I think you are always nostalgic for the era that shaped you, so I love '80s skating. Street skating was new and fertile for rapid creative growth. The sport was still pretty outsider, so I liked being part of a rebellious tribe.
What concerns you about the future?
The environment. We need to take care of the planet. I've snapped a lot of skateboards made of trees over the years, so I'm not saying, "don't use the planet's resources," but I'm talking about pushing for sustainable ways to use them. Global warming is curbed by skating instead of driving.
You've had issues with law enforcement and legal channels. Does that remind you of the more deviant, delinquent days of skateboarding?
My first arrest was for skateboarding, but I don't count that in the 16 I have for street art.
Could skateboarding's ubiquity ultimately be what might deter future generations, as it becomes the norm?
Skating requires too much risk, creativity, and dedication for the system to render it impotent. It evolves quickly, so the innovators will always be ahead of "the norm."
Skateboarding owes no one anything, as skateboarders we owe it everything. What would your letter to skateboarding sound like?
Dear Skateboarding, Thank you for saving my life! I mean that metaphorically, not literally. I was a frustrated jock kid who didn't love organized sports or the social hierarchy. I liked drawing, so I didn't fit in a typical social group. Skateboarding gave me an unstructured outlet for my aggression that fostered creative independent thinking. There were no rules.
How rewarding and exciting is it to do the portrait cover of Gonz?
This cover is a big deal for me. Mark Gonzales has always been one of my favorites in his skateboarding and art. Mark's style and creativity as a street skater have shaped our modern idea of street skating. I met Mark in '92 in NYC and he traded me one of his drawings for a couple of my Andre tees. I felt like the luckiest person ever. He attended one of my art shows in NY about a year ago and I reflected on how kind he was in '92 when I needed validation. Thanks Mark.
Your commercial level, approach, and style have been compared to Warhol. Is this shortsighted?
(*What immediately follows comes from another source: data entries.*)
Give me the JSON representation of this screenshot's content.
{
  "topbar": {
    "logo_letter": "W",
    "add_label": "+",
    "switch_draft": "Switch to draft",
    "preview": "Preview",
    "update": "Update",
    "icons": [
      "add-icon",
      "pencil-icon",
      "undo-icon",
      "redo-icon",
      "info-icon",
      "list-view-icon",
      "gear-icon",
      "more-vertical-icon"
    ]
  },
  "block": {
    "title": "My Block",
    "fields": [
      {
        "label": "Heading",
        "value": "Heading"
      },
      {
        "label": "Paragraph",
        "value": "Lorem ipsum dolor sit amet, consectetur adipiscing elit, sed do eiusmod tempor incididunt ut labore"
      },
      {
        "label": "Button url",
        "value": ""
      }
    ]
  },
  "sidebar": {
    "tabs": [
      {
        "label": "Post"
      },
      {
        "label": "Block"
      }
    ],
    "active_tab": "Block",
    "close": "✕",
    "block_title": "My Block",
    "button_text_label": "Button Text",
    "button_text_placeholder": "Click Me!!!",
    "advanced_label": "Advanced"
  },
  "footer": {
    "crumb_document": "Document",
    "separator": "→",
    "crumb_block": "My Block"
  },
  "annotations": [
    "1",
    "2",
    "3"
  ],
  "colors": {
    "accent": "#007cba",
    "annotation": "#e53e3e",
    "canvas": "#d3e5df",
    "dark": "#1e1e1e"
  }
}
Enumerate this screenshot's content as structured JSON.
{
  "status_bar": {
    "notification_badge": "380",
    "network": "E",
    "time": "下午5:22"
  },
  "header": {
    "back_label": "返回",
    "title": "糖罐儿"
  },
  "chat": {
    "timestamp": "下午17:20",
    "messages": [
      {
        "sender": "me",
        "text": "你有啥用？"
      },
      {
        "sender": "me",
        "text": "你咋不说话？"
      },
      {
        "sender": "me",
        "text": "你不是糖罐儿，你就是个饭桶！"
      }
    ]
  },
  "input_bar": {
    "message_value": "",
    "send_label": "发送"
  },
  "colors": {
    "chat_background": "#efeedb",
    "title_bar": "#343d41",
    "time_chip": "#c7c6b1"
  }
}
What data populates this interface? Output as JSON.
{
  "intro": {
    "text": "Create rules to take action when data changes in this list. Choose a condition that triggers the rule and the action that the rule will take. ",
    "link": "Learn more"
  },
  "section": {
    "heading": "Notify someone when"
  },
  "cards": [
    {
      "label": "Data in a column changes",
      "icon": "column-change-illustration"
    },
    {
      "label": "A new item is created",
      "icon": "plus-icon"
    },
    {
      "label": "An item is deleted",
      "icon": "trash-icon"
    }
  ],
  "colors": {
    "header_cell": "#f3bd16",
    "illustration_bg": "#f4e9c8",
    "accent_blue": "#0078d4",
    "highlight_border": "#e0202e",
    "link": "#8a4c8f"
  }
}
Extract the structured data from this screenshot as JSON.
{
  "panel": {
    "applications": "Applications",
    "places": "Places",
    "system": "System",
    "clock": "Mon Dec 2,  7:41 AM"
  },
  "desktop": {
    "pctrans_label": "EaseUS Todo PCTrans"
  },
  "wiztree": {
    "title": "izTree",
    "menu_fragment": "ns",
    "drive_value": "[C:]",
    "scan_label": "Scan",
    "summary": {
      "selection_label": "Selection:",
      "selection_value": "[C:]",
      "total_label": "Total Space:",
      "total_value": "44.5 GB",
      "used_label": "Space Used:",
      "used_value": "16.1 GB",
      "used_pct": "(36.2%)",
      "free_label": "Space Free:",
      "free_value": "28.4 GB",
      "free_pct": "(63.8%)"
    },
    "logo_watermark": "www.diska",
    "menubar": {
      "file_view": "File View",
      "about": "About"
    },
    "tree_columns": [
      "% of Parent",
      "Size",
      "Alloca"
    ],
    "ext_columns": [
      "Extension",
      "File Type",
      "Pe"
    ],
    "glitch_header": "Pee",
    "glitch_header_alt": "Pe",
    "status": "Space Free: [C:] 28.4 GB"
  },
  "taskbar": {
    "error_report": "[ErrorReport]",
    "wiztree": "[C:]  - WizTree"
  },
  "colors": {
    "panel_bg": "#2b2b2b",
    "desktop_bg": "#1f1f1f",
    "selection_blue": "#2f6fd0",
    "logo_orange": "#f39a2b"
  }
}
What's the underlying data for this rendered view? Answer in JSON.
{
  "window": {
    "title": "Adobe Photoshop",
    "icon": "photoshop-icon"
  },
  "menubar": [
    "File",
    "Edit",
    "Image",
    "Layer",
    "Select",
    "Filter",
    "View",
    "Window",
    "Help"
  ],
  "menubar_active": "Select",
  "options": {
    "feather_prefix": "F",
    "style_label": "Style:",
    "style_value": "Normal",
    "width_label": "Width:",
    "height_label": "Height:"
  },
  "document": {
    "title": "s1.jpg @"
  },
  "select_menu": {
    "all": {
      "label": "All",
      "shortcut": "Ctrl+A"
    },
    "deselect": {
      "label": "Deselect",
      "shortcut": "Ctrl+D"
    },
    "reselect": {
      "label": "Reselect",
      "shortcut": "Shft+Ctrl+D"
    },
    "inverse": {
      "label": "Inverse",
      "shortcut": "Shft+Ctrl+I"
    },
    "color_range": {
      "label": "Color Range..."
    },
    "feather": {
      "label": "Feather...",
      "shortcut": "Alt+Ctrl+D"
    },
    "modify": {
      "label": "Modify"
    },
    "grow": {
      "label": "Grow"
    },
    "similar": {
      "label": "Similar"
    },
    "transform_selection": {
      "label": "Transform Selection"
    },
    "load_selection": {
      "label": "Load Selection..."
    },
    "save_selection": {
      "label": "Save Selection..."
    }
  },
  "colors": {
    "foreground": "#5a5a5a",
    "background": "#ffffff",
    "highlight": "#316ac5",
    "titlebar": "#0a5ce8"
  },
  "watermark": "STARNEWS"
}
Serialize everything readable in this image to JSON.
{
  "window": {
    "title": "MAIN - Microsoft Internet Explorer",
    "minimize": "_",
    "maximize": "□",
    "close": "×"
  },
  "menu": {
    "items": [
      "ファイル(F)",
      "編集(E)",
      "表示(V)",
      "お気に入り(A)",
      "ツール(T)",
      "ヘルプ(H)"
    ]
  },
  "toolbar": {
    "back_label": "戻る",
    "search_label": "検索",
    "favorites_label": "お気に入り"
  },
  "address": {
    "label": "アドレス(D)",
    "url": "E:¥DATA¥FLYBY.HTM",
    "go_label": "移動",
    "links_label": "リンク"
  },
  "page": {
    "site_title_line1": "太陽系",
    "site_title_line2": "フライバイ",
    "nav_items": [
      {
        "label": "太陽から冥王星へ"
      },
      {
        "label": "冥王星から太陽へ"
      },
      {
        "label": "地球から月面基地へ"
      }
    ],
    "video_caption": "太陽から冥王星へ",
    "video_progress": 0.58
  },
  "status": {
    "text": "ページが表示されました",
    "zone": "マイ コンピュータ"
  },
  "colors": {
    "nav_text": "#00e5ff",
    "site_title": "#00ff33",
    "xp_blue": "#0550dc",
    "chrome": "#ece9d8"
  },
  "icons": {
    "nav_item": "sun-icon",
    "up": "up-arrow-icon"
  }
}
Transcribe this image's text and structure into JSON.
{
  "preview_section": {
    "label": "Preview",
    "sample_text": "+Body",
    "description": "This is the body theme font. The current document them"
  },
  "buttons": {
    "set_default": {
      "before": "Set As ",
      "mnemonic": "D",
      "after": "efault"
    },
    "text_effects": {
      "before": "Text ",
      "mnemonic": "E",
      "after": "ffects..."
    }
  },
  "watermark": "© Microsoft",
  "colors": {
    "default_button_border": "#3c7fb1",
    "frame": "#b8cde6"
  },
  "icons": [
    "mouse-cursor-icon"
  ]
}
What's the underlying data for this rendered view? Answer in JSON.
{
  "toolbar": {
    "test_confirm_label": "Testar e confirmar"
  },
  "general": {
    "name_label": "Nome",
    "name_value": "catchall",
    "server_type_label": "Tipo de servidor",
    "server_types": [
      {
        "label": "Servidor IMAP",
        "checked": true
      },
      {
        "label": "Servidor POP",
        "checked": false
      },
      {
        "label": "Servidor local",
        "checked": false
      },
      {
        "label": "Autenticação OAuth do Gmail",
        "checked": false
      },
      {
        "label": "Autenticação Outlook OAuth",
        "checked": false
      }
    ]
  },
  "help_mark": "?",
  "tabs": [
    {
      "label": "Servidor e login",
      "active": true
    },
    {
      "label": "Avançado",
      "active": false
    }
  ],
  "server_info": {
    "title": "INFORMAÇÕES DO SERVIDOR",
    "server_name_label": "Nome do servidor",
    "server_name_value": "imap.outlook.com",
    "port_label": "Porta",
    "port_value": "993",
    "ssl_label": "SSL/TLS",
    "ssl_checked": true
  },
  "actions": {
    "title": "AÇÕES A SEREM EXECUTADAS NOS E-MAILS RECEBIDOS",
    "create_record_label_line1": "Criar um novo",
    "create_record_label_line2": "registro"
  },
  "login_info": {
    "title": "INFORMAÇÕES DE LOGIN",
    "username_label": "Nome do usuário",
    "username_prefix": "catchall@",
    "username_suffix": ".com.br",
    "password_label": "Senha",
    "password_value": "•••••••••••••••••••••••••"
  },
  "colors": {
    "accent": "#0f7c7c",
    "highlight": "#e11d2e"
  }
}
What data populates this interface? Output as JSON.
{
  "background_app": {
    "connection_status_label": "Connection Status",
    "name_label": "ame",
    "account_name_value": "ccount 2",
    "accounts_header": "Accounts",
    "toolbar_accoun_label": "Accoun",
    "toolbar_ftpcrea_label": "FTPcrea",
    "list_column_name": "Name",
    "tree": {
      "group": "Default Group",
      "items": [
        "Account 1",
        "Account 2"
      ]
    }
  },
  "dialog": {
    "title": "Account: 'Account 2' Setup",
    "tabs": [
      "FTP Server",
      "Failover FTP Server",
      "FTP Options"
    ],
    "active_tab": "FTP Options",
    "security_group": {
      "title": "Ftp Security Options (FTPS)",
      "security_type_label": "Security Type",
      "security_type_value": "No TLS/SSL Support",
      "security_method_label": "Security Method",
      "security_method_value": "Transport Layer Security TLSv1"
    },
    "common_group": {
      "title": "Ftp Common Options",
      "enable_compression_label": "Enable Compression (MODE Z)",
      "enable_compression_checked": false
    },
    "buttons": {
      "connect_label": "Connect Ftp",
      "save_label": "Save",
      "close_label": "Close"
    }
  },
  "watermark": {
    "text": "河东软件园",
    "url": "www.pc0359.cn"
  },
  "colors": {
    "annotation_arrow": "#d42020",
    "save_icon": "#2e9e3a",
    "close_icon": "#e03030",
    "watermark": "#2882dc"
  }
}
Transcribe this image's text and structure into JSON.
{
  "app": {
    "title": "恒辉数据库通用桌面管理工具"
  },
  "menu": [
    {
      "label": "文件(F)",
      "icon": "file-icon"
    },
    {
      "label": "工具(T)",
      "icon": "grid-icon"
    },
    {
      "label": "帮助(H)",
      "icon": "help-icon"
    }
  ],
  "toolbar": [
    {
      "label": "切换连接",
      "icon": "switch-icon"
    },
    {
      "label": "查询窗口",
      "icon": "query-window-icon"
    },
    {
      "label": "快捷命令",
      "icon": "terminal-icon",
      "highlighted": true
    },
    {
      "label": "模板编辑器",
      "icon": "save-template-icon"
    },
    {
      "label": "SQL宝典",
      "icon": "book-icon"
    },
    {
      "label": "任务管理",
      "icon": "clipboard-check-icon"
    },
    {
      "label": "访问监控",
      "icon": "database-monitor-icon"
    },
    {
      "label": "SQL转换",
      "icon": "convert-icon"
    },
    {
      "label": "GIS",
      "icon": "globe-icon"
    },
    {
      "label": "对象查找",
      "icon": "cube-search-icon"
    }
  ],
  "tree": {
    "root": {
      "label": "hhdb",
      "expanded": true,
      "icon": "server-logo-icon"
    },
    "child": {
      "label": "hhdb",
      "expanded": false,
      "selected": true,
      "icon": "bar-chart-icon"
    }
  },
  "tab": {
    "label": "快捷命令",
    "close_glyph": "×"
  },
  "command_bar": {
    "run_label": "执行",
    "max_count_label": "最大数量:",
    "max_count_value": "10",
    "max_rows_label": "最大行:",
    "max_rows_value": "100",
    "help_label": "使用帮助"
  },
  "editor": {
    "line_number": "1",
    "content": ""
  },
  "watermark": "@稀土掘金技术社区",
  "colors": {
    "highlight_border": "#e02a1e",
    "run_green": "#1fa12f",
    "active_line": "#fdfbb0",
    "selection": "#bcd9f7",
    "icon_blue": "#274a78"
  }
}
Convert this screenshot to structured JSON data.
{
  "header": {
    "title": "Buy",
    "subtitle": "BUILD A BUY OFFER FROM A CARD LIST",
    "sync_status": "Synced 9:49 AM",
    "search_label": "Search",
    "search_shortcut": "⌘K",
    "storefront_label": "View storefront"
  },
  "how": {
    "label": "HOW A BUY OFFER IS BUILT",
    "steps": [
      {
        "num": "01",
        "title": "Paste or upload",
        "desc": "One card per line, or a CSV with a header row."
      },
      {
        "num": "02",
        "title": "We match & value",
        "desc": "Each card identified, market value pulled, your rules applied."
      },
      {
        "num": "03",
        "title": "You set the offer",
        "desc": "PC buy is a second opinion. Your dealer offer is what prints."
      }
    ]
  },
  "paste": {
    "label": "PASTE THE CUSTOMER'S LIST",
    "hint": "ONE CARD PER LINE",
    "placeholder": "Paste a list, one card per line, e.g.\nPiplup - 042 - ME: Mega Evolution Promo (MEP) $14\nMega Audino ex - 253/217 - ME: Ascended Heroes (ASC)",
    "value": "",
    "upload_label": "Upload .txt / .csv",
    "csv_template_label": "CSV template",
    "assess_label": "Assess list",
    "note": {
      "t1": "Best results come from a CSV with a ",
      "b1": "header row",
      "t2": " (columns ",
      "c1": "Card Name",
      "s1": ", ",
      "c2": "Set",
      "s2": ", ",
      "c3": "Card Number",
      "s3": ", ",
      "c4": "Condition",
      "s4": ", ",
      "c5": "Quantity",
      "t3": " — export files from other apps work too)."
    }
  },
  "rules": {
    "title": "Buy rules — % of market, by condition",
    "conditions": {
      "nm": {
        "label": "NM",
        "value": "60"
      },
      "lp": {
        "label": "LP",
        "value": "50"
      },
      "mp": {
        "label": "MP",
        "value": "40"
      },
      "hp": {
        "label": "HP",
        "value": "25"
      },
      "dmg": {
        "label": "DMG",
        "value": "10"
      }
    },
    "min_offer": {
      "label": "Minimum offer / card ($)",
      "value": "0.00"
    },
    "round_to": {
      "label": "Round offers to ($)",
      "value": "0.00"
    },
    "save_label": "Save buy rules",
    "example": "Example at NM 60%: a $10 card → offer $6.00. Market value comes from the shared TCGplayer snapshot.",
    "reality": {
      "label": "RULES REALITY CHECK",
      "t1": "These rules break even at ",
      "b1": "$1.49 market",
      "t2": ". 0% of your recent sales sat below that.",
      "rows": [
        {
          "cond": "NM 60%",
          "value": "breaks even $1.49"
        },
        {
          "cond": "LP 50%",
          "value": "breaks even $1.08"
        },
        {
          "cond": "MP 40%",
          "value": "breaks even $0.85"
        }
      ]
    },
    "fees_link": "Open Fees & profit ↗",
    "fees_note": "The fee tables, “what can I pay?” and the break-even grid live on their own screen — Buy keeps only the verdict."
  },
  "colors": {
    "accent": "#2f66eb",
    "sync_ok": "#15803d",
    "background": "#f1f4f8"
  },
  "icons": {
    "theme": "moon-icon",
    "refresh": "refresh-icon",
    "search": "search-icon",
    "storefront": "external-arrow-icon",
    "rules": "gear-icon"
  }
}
Warhol did great things as an artist by making art accessible to the masses and making pop(ular) subject matter fair play in the art world. He was ahead of the curve doing music-related projects and starting a magazine. I think I use a lot of the same approaches as Warhol, but by doing street art I've also bypassed a lot of the rules Warhol had to bend or re-define. Street art is accessible in placement and free for the masses.
Were you writing and doodling on your griptape in the late '80s just like Gonz and Natas?
Funny, but I didn't draw on my griptape because I thought it would make it less grippy. I did try out clear griptape so I could make a sicker collage underneath. I also made stencils for board bottoms and tee shirts a lot.
Do you remember spending time on placing and collecting stickers?
Of course. I was broke though, so instead of buying a lot of stickers, I'd buy my favorites and Xerox them on to sticker paper. I loved it when logos were clear black and white in a skate mag, so I could use that to make xeroxed stickers. My parents were pissed that I covered the station wagon in stickers.
Did this give you the idea to launch and spread your message through your original "Andre the Giant has a posse" stickers?
I was working at a skate shop in Rhode Island the summer of '89 after my first year of art college when I made the first Andre sicker. The sticker was initially for a few friends, a new "posse" to make an even more "exclusive" sub-crew of our skate team. Former pro skater Eric Pupecki was my co-conspirator when I made that first Andre sticker. We just stuck them at skate spots and everywhere else. Hip-hop culture and slang ("posse") were creeping into skate culture, so tagging and listening to Public Enemy were the new punk.
How much of your stuff is still hands-on drawing, sketching, and drafting?
I still illustrate traditionally all the time. I use the computer a bit too, but I'm cutting stencils, collaging, and painting a lot. I like getting my hands dirty.
For more of Shepard’s artwork visit obeygiant.com.